In the first instance, the IBM pSeries business - that's RS/6000 to you unreconstructed Big Blue partners out there - announced AIX 5L, a release of its Unix OS which includes APIs and header files that allow Linux applications to run on AIX with what it claims is "a simple recompilation". The vendor says customers can combine the flexibility of Linux with the scalability, security, and systems management inherent in AIX.
It also include the AIX Toolbox for Linux Applications, a collection of 200 open source tools and applications.
Commenting on the announcement, Colin Grocock, business development director for IBM's Webserver division, says 97 per cent of Linux installations are on Intel but it would "be wrong for Linux to stay as an OS just in the Intel arena" and AIX5L allows Linux developers to take advantage of high-end systems.
A couple of days later, the iSeries business - formerly known as AS/400 - announced the latest version of its operating system, OS/400 version 5 release 1, which enables customers to run Linux in a partition. "Because we have the ability to split a single processor, you can start small with Linux," says iSeries product marketing manager Ian Jarman. He claims that a simple recompilation of Linux will enable developers and customers to take advantage of the scalability of the PowerPC platform (the processor which runs the p and i Series) and 64-bit performance.
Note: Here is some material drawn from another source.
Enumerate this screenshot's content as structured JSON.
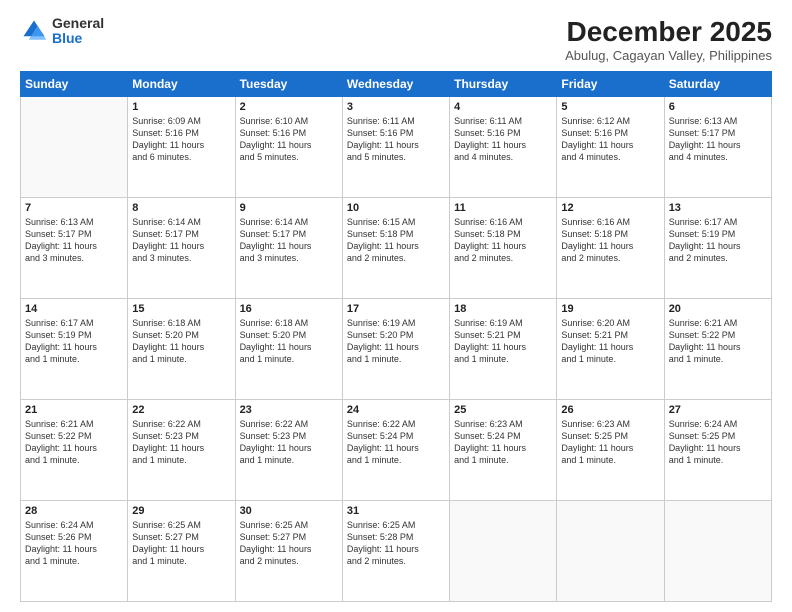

The iSeries announcement also includes the ability to integrate Windows 2000 applications, using an Intel processor. It is also seeking to displace Exchange servers using Domino and iNotes, a programme which allows users to keep their Microsoft Outlook clients while connecting to a Domino server.
Lastly, the IBM xSeries business announced a deal to provide Red Hat Linux-configured servers to customers through its channel "as plug and play e-business application servers". The machines will come in four flavours: Web server, file and print server, firewall server and Internet gateway.